Exactly as given, reproduce the records in full.

Items from an interface collection:
━━━━━━

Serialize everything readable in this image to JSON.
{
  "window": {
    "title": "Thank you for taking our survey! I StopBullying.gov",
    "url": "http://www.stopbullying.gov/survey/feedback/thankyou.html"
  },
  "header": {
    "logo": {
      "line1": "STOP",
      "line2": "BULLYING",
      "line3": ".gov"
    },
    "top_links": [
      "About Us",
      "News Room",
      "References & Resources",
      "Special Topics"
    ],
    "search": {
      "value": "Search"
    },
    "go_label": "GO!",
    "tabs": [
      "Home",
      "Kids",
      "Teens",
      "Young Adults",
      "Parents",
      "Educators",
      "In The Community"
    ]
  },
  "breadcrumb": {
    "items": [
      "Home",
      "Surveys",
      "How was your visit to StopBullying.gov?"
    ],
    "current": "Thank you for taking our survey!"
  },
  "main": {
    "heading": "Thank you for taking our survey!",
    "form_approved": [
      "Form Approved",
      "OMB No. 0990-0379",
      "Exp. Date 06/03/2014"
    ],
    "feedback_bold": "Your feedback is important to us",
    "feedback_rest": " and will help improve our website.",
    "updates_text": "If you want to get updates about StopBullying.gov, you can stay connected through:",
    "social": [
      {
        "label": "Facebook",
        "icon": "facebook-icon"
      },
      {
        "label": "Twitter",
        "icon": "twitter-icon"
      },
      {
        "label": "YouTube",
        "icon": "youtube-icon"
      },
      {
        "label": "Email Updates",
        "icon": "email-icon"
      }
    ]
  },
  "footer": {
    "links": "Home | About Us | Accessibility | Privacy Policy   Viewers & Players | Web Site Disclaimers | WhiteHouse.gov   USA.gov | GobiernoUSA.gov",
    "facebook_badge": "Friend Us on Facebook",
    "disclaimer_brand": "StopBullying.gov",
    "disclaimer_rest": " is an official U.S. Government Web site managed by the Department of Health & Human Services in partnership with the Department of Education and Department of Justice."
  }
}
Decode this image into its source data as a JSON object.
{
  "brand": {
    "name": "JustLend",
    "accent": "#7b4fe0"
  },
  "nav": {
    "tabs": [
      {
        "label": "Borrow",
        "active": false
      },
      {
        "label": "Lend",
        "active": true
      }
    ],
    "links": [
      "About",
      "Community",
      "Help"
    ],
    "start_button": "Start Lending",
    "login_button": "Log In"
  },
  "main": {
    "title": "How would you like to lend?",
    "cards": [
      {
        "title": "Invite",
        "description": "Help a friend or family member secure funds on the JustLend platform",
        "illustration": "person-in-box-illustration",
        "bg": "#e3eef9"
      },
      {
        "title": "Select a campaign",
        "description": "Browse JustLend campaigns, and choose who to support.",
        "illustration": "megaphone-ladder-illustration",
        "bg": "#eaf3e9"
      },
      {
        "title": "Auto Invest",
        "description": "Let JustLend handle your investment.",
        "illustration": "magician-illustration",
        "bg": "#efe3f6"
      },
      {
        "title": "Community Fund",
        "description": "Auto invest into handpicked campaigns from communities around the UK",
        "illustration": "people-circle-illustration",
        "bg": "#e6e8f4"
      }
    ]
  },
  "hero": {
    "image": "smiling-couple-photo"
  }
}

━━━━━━

**Task answer**
Serialize everything readable in this image to JSON.
{
  "window": {
    "title": "Thank you for taking our survey! I StopBullying.gov",
    "url": "http://www.stopbullying.gov/survey/feedback/thankyou.html"
  },
  "header": {
    "logo": {
      "line1": "STOP",
      "line2": "BULLYING",
      "line3": ".gov"
    },
    "top_links": [
      "About Us",
      "News Room",
      "References & Resources",
      "Special Topics"
    ],
    "search": {
      "value": "Search"
    },
    "go_label": "GO!",
    "tabs": [
      "Home",
      "Kids",
      "Teens",
      "Young Adults",
      "Parents",
      "Educators",
      "In The Community"
    ]
  },
  "breadcrumb": {
    "items": [
      "Home",
      "Surveys",
      "How was your visit to StopBullying.gov?"
    ],
    "current": "Thank you for taking our survey!"
  },
  "main": {
    "heading": "Thank you for taking our survey!",
    "form_approved": [
      "Form Approved",
      "OMB No. 0990-0379",
      "Exp. Date 06/03/2014"
    ],
    "feedback_bold": "Your feedback is important to us",
    "feedback_rest": " and will help improve our website.",
    "updates_text": "If you want to get updates about StopBullying.gov, you can stay connected through:",
    "social": [
      {
        "label": "Facebook",
        "icon": "facebook-icon"
      },
      {
        "label": "Twitter",
        "icon": "twitter-icon"
      },
      {
        "label": "YouTube",
        "icon": "youtube-icon"
      },
      {
        "label": "Email Updates",
        "icon": "email-icon"
      }
    ]
  },
  "footer": {
    "links": "Home | About Us | Accessibility | Privacy Policy   Viewers & Players | Web Site Disclaimers | WhiteHouse.gov   USA.gov | GobiernoUSA.gov",
    "facebook_badge": "Friend Us on Facebook",
    "disclaimer_brand": "StopBullying.gov",
    "disclaimer_rest": " is an official U.S. Government Web site managed by the Department of Health & Human Services in partnership with the Department of Education and Department of Justice."
  }
}
Decode this image into its source data as a JSON object.
{
  "brand": {
    "name": "JustLend",
    "accent": "#7b4fe0"
  },
  "nav": {
    "tabs": [
      {
        "label": "Borrow",
        "active": false
      },
      {
        "label": "Lend",
        "active": true
      }
    ],
    "links": [
      "About",
      "Community",
      "Help"
    ],
    "start_button": "Start Lending",
    "login_button": "Log In"
  },
  "main": {
    "title": "How would you like to lend?",
    "cards": [
      {
        "title": "Invite",
        "description": "Help a friend or family member secure funds on the JustLend platform",
        "illustration": "person-in-box-illustration",
        "bg": "#e3eef9"
      },
      {
        "title": "Select a campaign",
        "description": "Browse JustLend campaigns, and choose who to support.",
        "illustration": "megaphone-ladder-illustration",
        "bg": "#eaf3e9"
      },
      {
        "title": "Auto Invest",
        "description": "Let JustLend handle your investment.",
        "illustration": "magician-illustration",
        "bg": "#efe3f6"
      },
      {
        "title": "Community Fund",
        "description": "Auto invest into handpicked campaigns from communities around the UK",
        "illustration": "people-circle-illustration",
        "bg": "#e6e8f4"
      }
    ]
  },
  "hero": {
    "image": "smiling-couple-photo"
  }
}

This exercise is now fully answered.